The Trumpet mouthpiece is a 3C Cup with a 27 Throat, 10 Backbore, and Gold-Plated 100th Anniversary Engraving.

http://osmun.com/bach-centennial-trumpet-mpc/

The Trombone mouthpiece is a Gold-Plated Large Shank 5G with the 100th Anniversary Engraving.

http://osmun.com/bach-centennial-trombone-mpc/

Made in the USA. The Centennial Mouthpieces are made to order by Bach and are in limited production. Get yours before it’s too late!

Old Euph Gets New Voice

When Dan Ryan brought his Conn double-bell euphonium in for repair, it needed more than the usual TLC. Somewhere in the far distant past, before Dan had acquired it about thirty years ago, this euph had lost its second bell.

Dan ryan and Osmun Repair Tech Jim Becker examine Mr. Ryan's 1923 Conn Double Bell Euphonium

Dan Ryan and Osmun Repair Tech Jim Becker examine Mr. Ryan’s 1923 Conn Double Bell Euphonium

Double bell euphoniums enjoyed a vogue during the early years of the last century (this one was made in 1923). In addition to the regular large bell a smaller, trombone sized bell, controlled by a piston valve, made it possible for a skilled soloist to make it sound like he was playing duets with himself.

Jim Becker did a major restoration of this instrument to return it to good cosmetic and playing condition and was able to locate, in our vast collection of spare parts, a Conn alto horn bell of the appropriate size and about the same age, as evidenced by the engraving,  as the missing one. The original bell faced forward and this one is bell up so the sound was not as directional, but we felt that this was acceptable. It would have been possible to construct a 70 degree elbow to match the original direction but it would have been, we felt, a very expensive solution to a minor problem.

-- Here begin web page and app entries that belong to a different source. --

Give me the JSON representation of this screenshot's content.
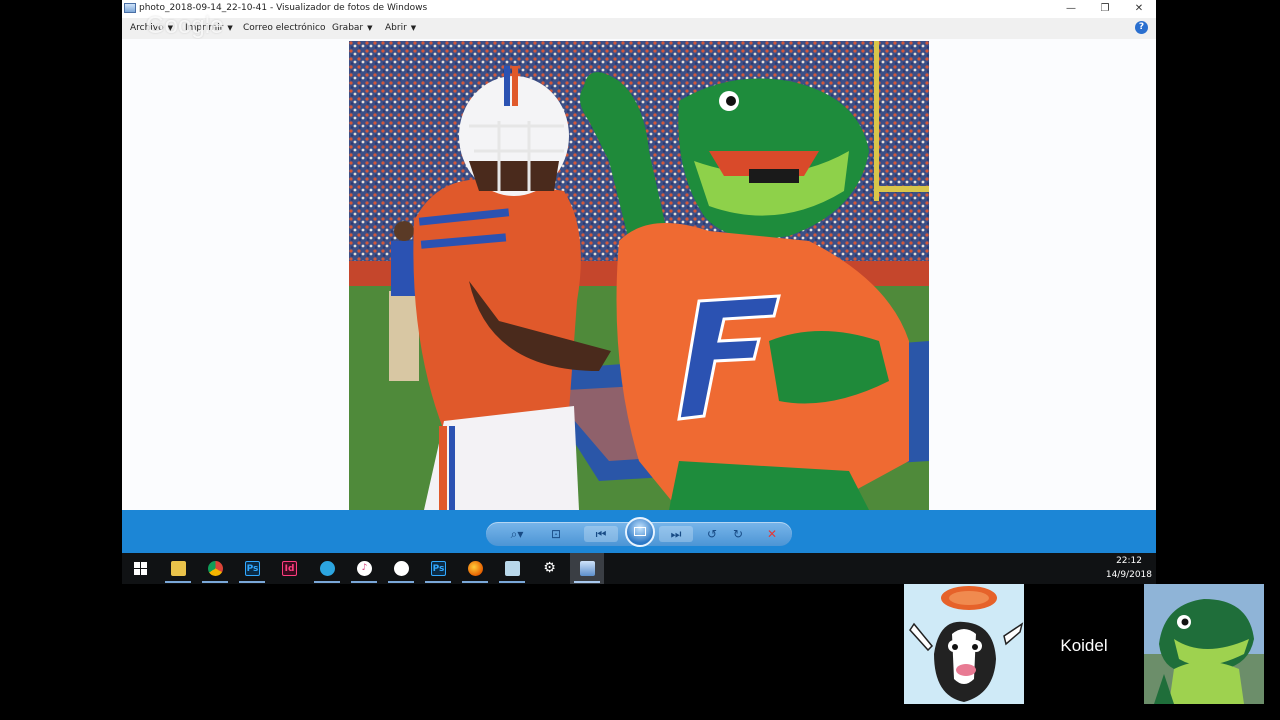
{
  "window": {
    "title": "photo_2018-09-14_22-10-41 - Visualizador de fotos de Windows",
    "minimize": "—",
    "restore": "❐",
    "close": "✕"
  },
  "menu": {
    "items": [
      {
        "label": "Archivo",
        "caret": "▼"
      },
      {
        "label": "Imprimir",
        "caret": "▼"
      },
      {
        "label": "Correo electrónico",
        "caret": ""
      },
      {
        "label": "Grabar",
        "caret": "▼"
      },
      {
        "label": "Abrir",
        "caret": "▼"
      }
    ],
    "help": "?"
  },
  "watermark": "Google",
  "controls": {
    "zoom": "⌕▾",
    "fit": "⊡",
    "prev": "⏮",
    "next": "⏭",
    "rotate_ccw": "↺",
    "rotate_cw": "↻",
    "delete": "✕"
  },
  "taskbar": {
    "icons": [
      {
        "name": "start-icon",
        "glyph": ""
      },
      {
        "name": "file-explorer-icon",
        "glyph": ""
      },
      {
        "name": "chrome-icon",
        "glyph": ""
      },
      {
        "name": "photoshop-icon",
        "glyph": "Ps"
      },
      {
        "name": "indesign-icon",
        "glyph": "Id"
      },
      {
        "name": "telegram-icon",
        "glyph": ""
      },
      {
        "name": "itunes-icon",
        "glyph": "♪"
      },
      {
        "name": "app-icon",
        "glyph": ""
      },
      {
        "name": "photoshop-icon-2",
        "glyph": "Ps"
      },
      {
        "name": "firefox-icon",
        "glyph": ""
      },
      {
        "name": "notepad-icon",
        "glyph": ""
      },
      {
        "name": "settings-icon",
        "glyph": "⚙"
      },
      {
        "name": "photo-viewer-icon",
        "glyph": ""
      }
    ],
    "time": "22:12",
    "date": "14/9/2018"
  },
  "stream": {
    "name": "Koidel"
  },
  "colors": {
    "controlbar": "#1c86d6",
    "taskbar": "#101214",
    "delete_red": "#e03b3b"
  }
}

Jim cleaned up the bell, tested it and trimmed it to length, and made a new tenon ring to attach it to the body of the instrument. Play testing confirmed it’s pitch and sound quality and now it’s ready for the next hundred years.